As for why Eternals is better than the critics say? To me, it didn’t really feel like a Marvel movie. It isn’t shot like one, and we have Chloé Zhao to thank for that with her gorgeous, sweeping landscapes and more subtle use of CGI than usual. It isn’t scripted like most Marvel origin stories, as we are meeting a group of heroes for the first time, but there’s no “hero’s journey” about someone discovering/acquiring their powers. It’s a film about the interplay between immortals and the gods they serve, rather high concept compared to most Marvel films, and I think it works, especially with a number of third act turns that the film simply could not share in its marketing. But it happens to be the best part of the movie.
I will say the movie has pacing problems, particularly in its first half when it jumps through time periods and seems a bit aimless. But it comes together eventually, and while it could have cleaned up its editing and shaved some time out of those 167 minutes, my excitement for what was unfolding onscreen only increased as time went on, and it didn’t drag.
The film does a number of impressive things. I was worried the massive cast would feel overstuffed, but it never does, and each of these characters are brilliantly realized and given their individual moments to shine. My favorites include Barry Keoghan’s Druig, Kumail Nanjiani’s Kingo, perhaps the most traditionally “Marvel” role here, as comic relief, and surprisingly, Angelina Jolie’s Thena, the fractured warrior that was not at all what I was expecting from her role, and she pairs excellent with Ma Dong-seok’s Gilgamesh in a great sub-storyline.

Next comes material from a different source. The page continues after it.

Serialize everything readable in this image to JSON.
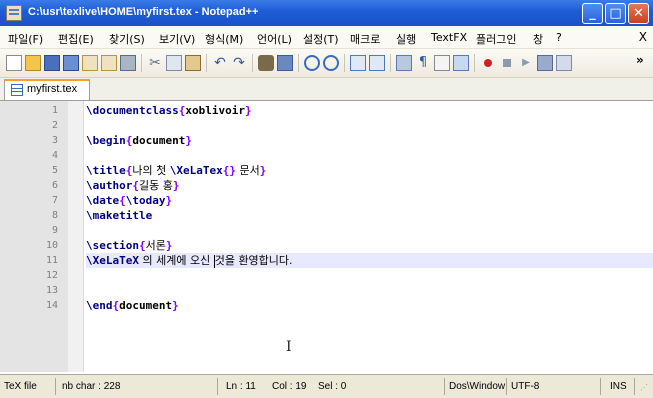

Eternals may feel a lot different than anything the MCU has given us before. Critics say that was a wrong turn. I say it was a good call, and Chloé Zhao created something unique in a somewhat formulaic space that works in many ways, and I’d love to see her vision for a sequel. In this case, even as someone who almost always agrees with the critics on the whole, I’d go see it and make up your own mind. They missed something here.